Although autoflowers tend to grow fine with less light, they use light to produce food. Therefore, autos grown in an 18/6 cycle generate more yields than those grown with minimal light.
In fact, autoflowers can be set with one light cycle – preferably 18/6 hours – and they will simply do their thing even if you leave them alone.
The cannabis industry is evolving more than anyone could have imagined. With new strains, concentrates and oils making it into the market each day, you’re spoiled for choices. But, one question that constantly pops up in every grower’s mind is: Photoperiod or autoflowers? Which one should you choose?
Also, the plant reduces yields considerably if it’s stressed, so it forces the grower to constantly worry about light leaks and other factors that stress the plant.
The photoperiod vs. autoflowers debate isn’t new. Growers have taken their sides and arguments are rampant everywhere. While you could grow both types, the goal is to choose something more effective. And this article will help you do just that.
So, when you see a number such as 24/0, for instance, it typically means that the plant gets 24 hours of light and 0 hours of darkness. In other words, it’s as simple as the sun rising and setting. Most photoperiod cannabis strains will flower when they receive at least 12 hours of darkness as it happens in the wild.
For example, if you grow a photoperiod strain, it needs at least 8 weeks in the vegetative period to grow to a certain extent. Once the grower is satisfied with the growth of the plant, he can shift the plant from the vegetative to the flowering phase by altering the light cycle.
Autoflowers, on the other hand, start flowering as soon as they turn 4-5 weeks old. They are so fast that the grower needs to keep up with it; however, after a few harvests, it becomes incredibly easy because it’s as simple as sowing the seeds and forgetting about it.
So, given a choice between smoking the buds in 3 and 5 months (including curing period) which one would you choose? Autoflowers take 3 months and photoperiod plants need 5 months, and if you need something fast, autoflowers strains are definitely ideal for you.
The cannabis industry is evolving more than anyone could have imagined. With new strains, concentrates and oils making it into the market each day, you’
Here are a few of the stealthiest autoflowering strains available:
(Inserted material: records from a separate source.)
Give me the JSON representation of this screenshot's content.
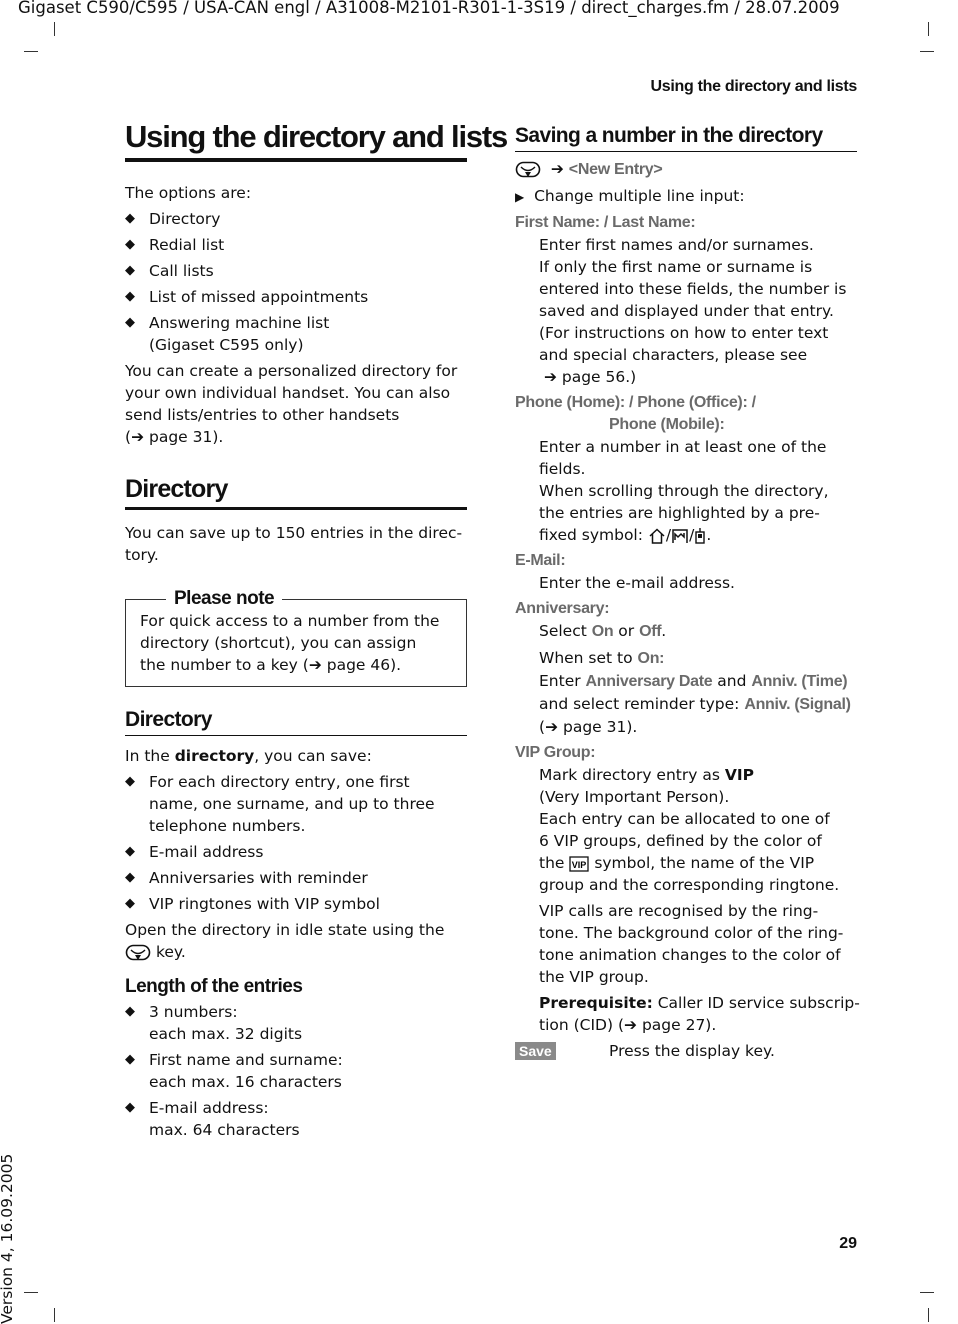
{
  "header": {
    "doc_line": "Gigaset C590/C595 / USA-CAN engl / A31008-M2101-R301-1-3S19 / direct_charges.fm / 28.07.2009",
    "running_title": "Using the directory and lists",
    "page_number": "29",
    "version": "Version 4, 16.09.2005"
  },
  "left": {
    "title": "Using the directory and lists",
    "intro": "The options are:",
    "options": [
      "Directory",
      "Redial list",
      "Call lists",
      "List of missed appointments",
      "Answering machine list",
      "(Gigaset C595 only)"
    ],
    "personal": [
      "You can create a personalized directory for",
      "your own individual handset. You can also",
      "send lists/entries to other handsets",
      "(",
      "page 31)."
    ],
    "directory_heading": "Directory",
    "capacity": [
      "You can save up to 150 entries in the direc-",
      "tory."
    ],
    "note": {
      "title": "Please note",
      "lines": [
        "For quick access to a number from the",
        "directory (shortcut), you can assign",
        "the number to a key (",
        "page 46)."
      ]
    },
    "sub_heading": "Directory",
    "in_the": [
      "In the ",
      "directory",
      ", you can save:"
    ],
    "save_items": [
      [
        "For each directory entry, one first",
        "name, one surname, and up to three",
        "telephone numbers."
      ],
      [
        "E-mail address"
      ],
      [
        "Anniversaries with reminder"
      ],
      [
        "VIP ringtones with VIP symbol"
      ]
    ],
    "open": [
      "Open the directory in idle state using the",
      "key."
    ],
    "length_heading": "Length of the entries",
    "length_items": [
      [
        "3 numbers:",
        "each max. 32 digits"
      ],
      [
        "First name and surname:",
        "each max. 16 characters"
      ],
      [
        "E-mail address:",
        "max. 64 characters"
      ]
    ]
  },
  "right": {
    "heading": "Saving a number in the directory",
    "new_entry": "<New Entry>",
    "change": "Change multiple line input:",
    "fields": {
      "name_label": "First Name: / Last Name:",
      "name_text": [
        "Enter first names and/or surnames.",
        "If only the first name or surname is",
        "entered into these fields, the number is",
        "saved and displayed under that entry.",
        "(For instructions on how to enter text",
        "and special characters, please see",
        "page 56.)"
      ],
      "phone_label": "Phone (Home): / Phone (Office): /",
      "phone_label2": "Phone (Mobile):",
      "phone_text": [
        "Enter a number in at least one of the",
        "fields.",
        "When scrolling through the directory,",
        "the entries are highlighted by a pre-",
        "fixed symbol: "
      ],
      "email_label": "E-Mail:",
      "email_text": "Enter the e-mail address.",
      "anniv_label": "Anniversary:",
      "anniv_select": [
        "Select ",
        "On",
        " or ",
        "Off",
        "."
      ],
      "anniv_when": [
        "When set to ",
        "On",
        ":"
      ],
      "anniv_enter": [
        "Enter ",
        "Anniversary Date",
        " and ",
        "Anniv. (Time)"
      ],
      "anniv_reminder": [
        "and select reminder type: ",
        "Anniv. (Signal)"
      ],
      "anniv_ref": [
        "(",
        "page 31)."
      ],
      "vip_label": "VIP Group:",
      "vip_mark": [
        "Mark directory entry as ",
        "VIP"
      ],
      "vip_text": [
        "(Very Important Person).",
        "Each entry can be allocated to one of",
        "6 VIP groups, defined by the color of",
        "the ",
        "symbol, the name of the VIP",
        "group and the corresponding ringtone."
      ],
      "vip_calls": [
        "VIP calls are recognised by the ring-",
        "tone. The background color of the ring-",
        "tone animation changes to the color of",
        "the VIP group."
      ],
      "prereq": [
        "Prerequisite:",
        " Caller ID service subscrip-",
        "tion (CID) (",
        "page 27)."
      ]
    },
    "save_key": "Save",
    "save_text": "Press the display key."
  },
  "icons": {
    "directory_key": "directory-key-icon",
    "arrow": "arrow-right-icon",
    "step": "triangle-right-icon",
    "home": "house-icon",
    "office": "factory-icon",
    "mobile": "mobile-phone-icon",
    "vip": "vip-icon"
  },
  "colors": {
    "ui_label": "#6a6a6a",
    "save_badge": "#8a8a8a"
  }
}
But it’s not all sunshine and roses. Autoflowering strains have a host of advantages, but they also carry disadvantages that turn some growers off.
Cultivators can also maximise yields by using the sea of green (SOG) technique. This method involves planting numerous autoflowers in close proximity and manipulating them to converge into one large, productive canopy.
Autoflowering strains are the go-to genetics for beginner growers and those looking for a fast return. But they’re not perfect. Find out what makes them great, and where they run into issues.
- 3 parts peat moss
- 3 parts compost
- 2 parts perlite, moistened
- 1 part vermiculite, moistened
The speed of autoflowers appeals to growers with a penchant for near-instant results. Waiting for a crop to ripen can be teasing at best and excruciating at worst. If you tend to fall on the impatient side, autoflowering strains are the way to go.
The majority of autoflowers can fend for themselves. They laugh in the face of pest infestations and do well to defend against yield-ruining mould.
Indoor growers also experience this inconvenience. They need to make sure that their photoperiod plants grow in the absence of unnecessary light. A leaky grow tent is all it takes to mess up a light schedule.
Light pollution has the potential to screw up a photoperiod growing operation completely. Bright street lights can prevent outdoor plants from initiating flowering.
Autoflowering strains boast speedy growth, a compact size, and hardy genetics. Discover their pros and cons here.